Although writing was not viewed as an acceptable occupation, Austen wrote determinedly, but her early publishing attempts were thwarted. Finally, at 35, Austen published Sense and Sensibility. Instead of a name, the author was merely “A Lady.” Austen would continue to publish under this pseudonym, but due to her growing success, her third published novel, Emma was dedicated “To his Royal Highness, the Prince Regent . . . . by His Royal Highness’s Permission.” While Austen’s letters reveal a strong distaste for the Regent, she recognized the power of his endorsement in her dutiful dedication.

Although Jane Austen’s literary life was cut short —she died at 41 from what many believe to be Addison’s disease— she left six novels that have all become classics as well as other writings and correspondence. The following are some of the best Jane Austen quotes from her novels. 

The Best Jane Austen Quotes

Image by Greg Montani from Pixabay

The person, be it gentleman or lady, who has not pleasure in a good novel, must be intolerably stupid.

Northanger Abbey, 1817  

Readers will recognize the humor in this quote since Northanger Abbey’s protagonist, Catherine Morland, suffers from an overactive imagination thanks to her reading habits! One could almost say,

For what do we live, but to make sport for our neighbours and laugh at them in our turn?

Pride and Prejudice, 1813
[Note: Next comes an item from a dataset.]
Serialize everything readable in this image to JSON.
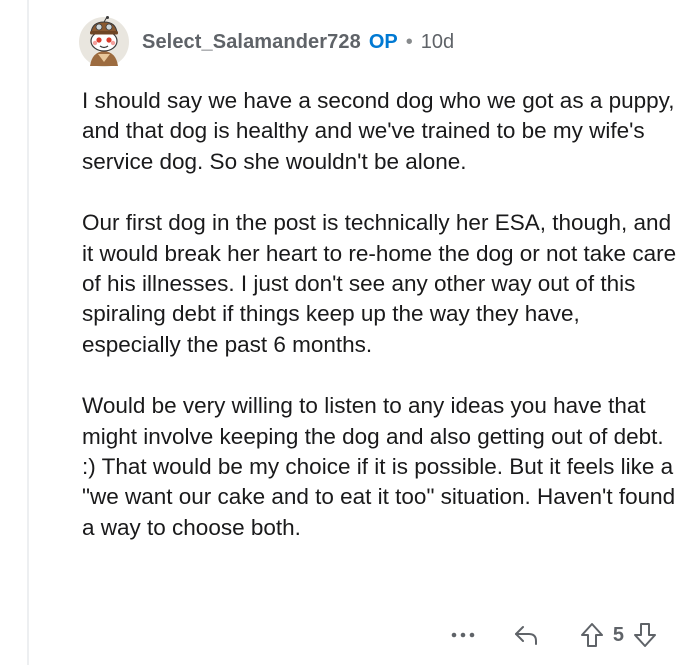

While neighbors feature in all of Jane Austen’s novels, Emma takes the most probing look at them since its sheltered protagonist doesn’t see much of the world, thanks to her hypochondriac of a father.  

 Jane Austen Quotes: Emma

One half of the world cannot understand the pleasures of the other.

Emma, 1815

Emma certainly struggles to understand or feel empathy for others, and her personality gathers both admirers and critics. You might have seen this next saying quoted, ironically, during the pandemic. 

Ah! There is nothing like staying at home, for real comfort.

Emma, 1815

Of course, it does not make sense without this quote —lest you imagine Emma to be a homebody:

One cannot have too large a party.

Emma, 1815

The younger Bennet sisters of Pride and Prejudice would heartily agree with this quote, provided there would be dancing. For as Austen shrewdly observes:

To be fond of dancing was a certain step towards falling in love.

Pride and Prejudice, 1813 

However, she didn’t just focus on life’s pleasures and neighbors, and her philosophy can be fun to quote.

Jane Austen quotes about friendship

It’s such a happiness when good people get together.

Emma, 1815

Though often quoted, this line ironically falls in the midst of a long stream of rather boring conversation as the talkative Miss Bates chatters on. But, as Austen would observe, 

Resignation to inevitable evils is the duty of us all.

Pride and Prejudice, 1813

On the other hand, when resignation will not do, 

There is a stubbornness about me that never can bear to be frightened at the will of others. My courage always rises at every attempt to intimidate me.

Pride and Prejudice, 1813

If you’re like this writer, you can definitely relate to that sentiment! Though as we close, let us finish with this advice from another favorite Jane Austen novel. 

Know your own happiness. Want for nothing but patience – or give it a more fascinating name: Call it hope.

Sense and Sensibility, 1811

Happiness, patience, and hope. These and many more emotions, including laughter can be gained within the pages of Jane Austen’s novels. Though Jane Austen, listening, would add with a smile,

How quick come the reasons for approving what we like.

Persuasion, 1817

While these are some of the best Jane Austen quotes, what others would you add? Comment below to share! Also, if this list inspired you to read, remember that Good Writers are Readers. If you’re in the mood for more quotes, don’t miss our Best G. K. Chesterton Quotes.

For Further Reading

Hayley Schoeppler

A lover of books, coffee, and most of all the gospel, Hayley comes from the Midwest. When she's not reading, she's often hunting for a pen or scrap of paper to write down a new idea.